**Data for the task:**
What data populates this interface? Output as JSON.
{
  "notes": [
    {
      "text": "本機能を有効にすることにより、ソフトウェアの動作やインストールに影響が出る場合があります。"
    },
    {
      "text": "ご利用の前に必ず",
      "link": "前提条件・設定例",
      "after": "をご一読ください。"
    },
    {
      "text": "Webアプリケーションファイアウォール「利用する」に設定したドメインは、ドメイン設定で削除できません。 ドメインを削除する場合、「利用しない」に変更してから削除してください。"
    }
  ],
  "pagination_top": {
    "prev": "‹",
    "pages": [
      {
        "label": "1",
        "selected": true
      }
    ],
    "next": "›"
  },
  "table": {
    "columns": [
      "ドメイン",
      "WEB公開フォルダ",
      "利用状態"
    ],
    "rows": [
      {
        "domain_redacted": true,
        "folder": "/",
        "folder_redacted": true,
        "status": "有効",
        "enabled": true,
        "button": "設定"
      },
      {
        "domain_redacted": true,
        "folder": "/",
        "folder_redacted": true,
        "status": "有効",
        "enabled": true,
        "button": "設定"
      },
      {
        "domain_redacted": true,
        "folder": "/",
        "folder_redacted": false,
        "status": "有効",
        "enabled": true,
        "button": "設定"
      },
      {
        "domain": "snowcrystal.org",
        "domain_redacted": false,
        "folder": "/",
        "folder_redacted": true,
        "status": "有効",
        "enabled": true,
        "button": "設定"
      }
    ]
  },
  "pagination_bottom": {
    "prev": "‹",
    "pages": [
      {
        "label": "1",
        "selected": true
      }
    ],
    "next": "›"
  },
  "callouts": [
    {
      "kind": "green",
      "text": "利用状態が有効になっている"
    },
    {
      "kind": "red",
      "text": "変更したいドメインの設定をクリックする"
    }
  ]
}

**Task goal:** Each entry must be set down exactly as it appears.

**Answer area:**
What data populates this interface? Output as JSON.
{
  "notes": [
    {
      "text": "本機能を有効にすることにより、ソフトウェアの動作やインストールに影響が出る場合があります。"
    },
    {
      "text": "ご利用の前に必ず",
      "link": "前提条件・設定例",
      "after": "をご一読ください。"
    },
    {
      "text": "Webアプリケーションファイアウォール「利用する」に設定したドメインは、ドメイン設定で削除できません。 ドメインを削除する場合、「利用しない」に変更してから削除してください。"
    }
  ],
  "pagination_top": {
    "prev": "‹",
    "pages": [
      {
        "label": "1",
        "selected": true
      }
    ],
    "next": "›"
  },
  "table": {
    "columns": [
      "ドメイン",
      "WEB公開フォルダ",
      "利用状態"
    ],
    "rows": [
      {
        "domain_redacted": true,
        "folder": "/",
        "folder_redacted": true,
        "status": "有効",
        "enabled": true,
        "button": "設定"
      },
      {
        "domain_redacted": true,
        "folder": "/",
        "folder_redacted": true,
        "status": "有効",
        "enabled": true,
        "button": "設定"
      },
      {
        "domain_redacted": true,
        "folder": "/",
        "folder_redacted": false,
        "status": "有効",
        "enabled": true,
        "button": "設定"
      },
      {
        "domain": "snowcrystal.org",
        "domain_redacted": false,
        "folder": "/",
        "folder_redacted": true,
        "status": "有効",
        "enabled": true,
        "button": "設定"
      }
    ]
  },
  "pagination_bottom": {
    "prev": "‹",
    "pages": [
      {
        "label": "1",
        "selected": true
      }
    ],
    "next": "›"
  },
  "callouts": [
    {
      "kind": "green",
      "text": "利用状態が有効になっている"
    },
    {
      "kind": "red",
      "text": "変更したいドメインの設定をクリックする"
    }
  ]
}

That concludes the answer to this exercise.